There were no tears at the end of Craig Green’s show today. It would have been a hard trick to pull off twice. Besides, we’ve had six months to process the impact of his first solo catwalk show last June. But that isn’t to say that the collection he presented wasn’t mesmerizing; it was simply more pragmatic than Spring. Green cryptically described that show as “a silent protest.” Now, he said, “The silent protest has got louder.” You could put it another way: Spring was spirit, Fall is flesh.
The idea of the uniform lies heavy on menswear for Fall 2015, and Green was no exception to the rule of designers who are brooding this season on the meaning of uniforms. In his mind, it has to do with protection. The padding and layering of many of his looks created formidable silhouettes. Balancing them were simple white jersey tops grabbed and twisted into shape on the models’ torsos, then stitched like the seams on Frankenstein’s monster. “The most brutal way of fitting clothes,” Green was a little embarrassed to admit, but that was surely one way to convey the vulnerability he wanted as a counterpoint to the tough, structured outerwear. “Restriction and release” was his formula.
Similar reasoning meant the models walked shoeless.
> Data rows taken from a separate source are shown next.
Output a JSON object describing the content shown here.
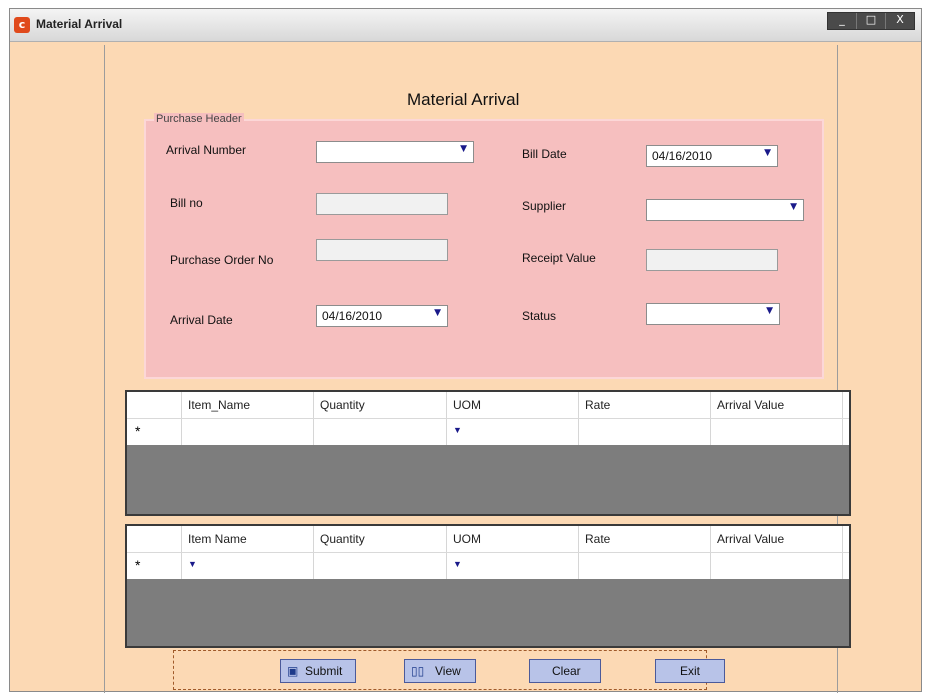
{
  "window": {
    "title": "Material Arrival",
    "controls": [
      "_",
      "□",
      "X"
    ]
  },
  "form": {
    "title": "Material Arrival",
    "group_label": "Purchase Header",
    "fields": {
      "arrival_number": {
        "label": "Arrival Number",
        "value": ""
      },
      "bill_no": {
        "label": "Bill no",
        "value": ""
      },
      "purchase_order_no": {
        "label": "Purchase Order No",
        "value": ""
      },
      "arrival_date": {
        "label": "Arrival Date",
        "value": "04/16/2010"
      },
      "bill_date": {
        "label": "Bill Date",
        "value": "04/16/2010"
      },
      "supplier": {
        "label": "Supplier",
        "value": ""
      },
      "receipt_value": {
        "label": "Receipt Value",
        "value": ""
      },
      "status": {
        "label": "Status",
        "value": ""
      }
    }
  },
  "grid1": {
    "columns": [
      "Item_Name",
      "Quantity",
      "UOM",
      "Rate",
      "Arrival Value"
    ],
    "new_row_marker": "*"
  },
  "grid2": {
    "columns": [
      "Item Name",
      "Quantity",
      "UOM",
      "Rate",
      "Arrival Value"
    ],
    "new_row_marker": "*"
  },
  "buttons": {
    "submit": "Submit",
    "view": "View",
    "clear": "Clear",
    "exit": "Exit"
  },
  "icons": {
    "app": "app-icon",
    "dropdown": "chevron-down-icon",
    "save": "save-icon",
    "view": "book-icon"
  }
}
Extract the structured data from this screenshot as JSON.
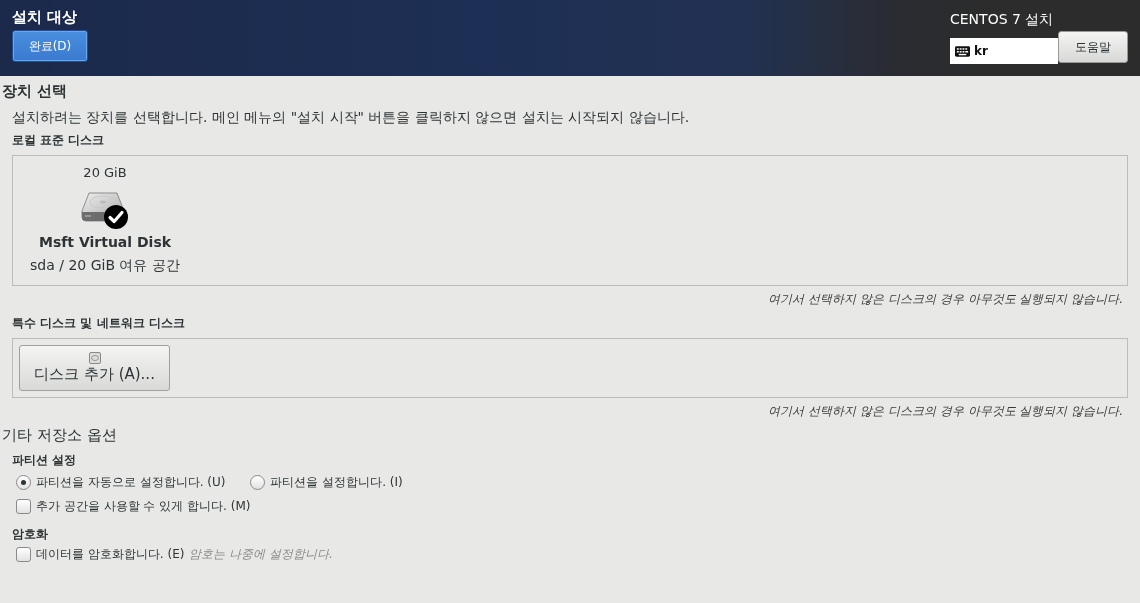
{
  "header": {
    "title": "설치 대상",
    "done_button": "완료(D)",
    "product": "CENTOS 7 설치",
    "keyboard": {
      "value": "kr"
    },
    "help_button": "도움말"
  },
  "device_selection": {
    "title": "장치 선택",
    "description": "설치하려는 장치를 선택합니다. 메인 메뉴의 \"설치 시작\" 버튼을 클릭하지 않으면 설치는 시작되지 않습니다.",
    "local_disks": {
      "title": "로컬 표준 디스크",
      "disks": [
        {
          "size": "20 GiB",
          "name": "Msft Virtual Disk",
          "detail": "sda / 20 GiB 여유 공간",
          "selected": true
        }
      ],
      "note": "여기서 선택하지 않은 디스크의 경우 아무것도 실행되지 않습니다."
    },
    "special_disks": {
      "title": "특수 디스크 및 네트워크 디스크",
      "add_button": "디스크 추가 (A)...",
      "note": "여기서 선택하지 않은 디스크의 경우 아무것도 실행되지 않습니다."
    }
  },
  "other_options": {
    "title": "기타 저장소 옵션",
    "partitioning": {
      "title": "파티션 설정",
      "modes": [
        {
          "label": "파티션을 자동으로 설정합니다. (U)",
          "selected": true
        },
        {
          "label": "파티션을 설정합니다. (I)",
          "selected": false
        }
      ],
      "reclaim": {
        "label": "추가 공간을 사용할 수 있게 합니다. (M)",
        "checked": false
      }
    },
    "encryption": {
      "title": "암호화",
      "encrypt": {
        "label": "데이터를 암호화합니다. (E)",
        "checked": false,
        "hint": "암호는 나중에 설정합니다."
      }
    }
  }
}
Never mind that finding the right shoes for these looks would present an expensive challenge, Green insisted that socks were more innocent (for the show at least). The knitwear was also making a statement about susceptibility. It featured a circular hole above the sternum. “The most vulnerable part of the body,” Green explained. “In cartoons, it’s where you see the soul flying away like a ghost.”
If this is the sort of thing that’s on Green’s mind when he’s designing a sweater, the sky’s the limit for conjecture about the rest of the collection. He described the color palette of red, navy, and green as “classical school colors,” and there were white cotton shirts with squared-off tails to compound the school uniform effect. But the way he structured his show, the red sat at the heart, with the other colors revolving around it, like they were protecting it. “Concealed power,” Green called it. So there was a picture bigger than the look-by-look cavalcade we were seeing on the catwalk. It was a dark picture, too. Listening to Green talk about his clothes, it wasn’t hard to detect a pessimistic streak. Maybe that’s what adds the poignancy to the beauty of his proposals. Maybe that’s what people sensed when they responded with tears last season. However that worked, Green’s sales tripled. So, concealed or not, there’s power in the poignant.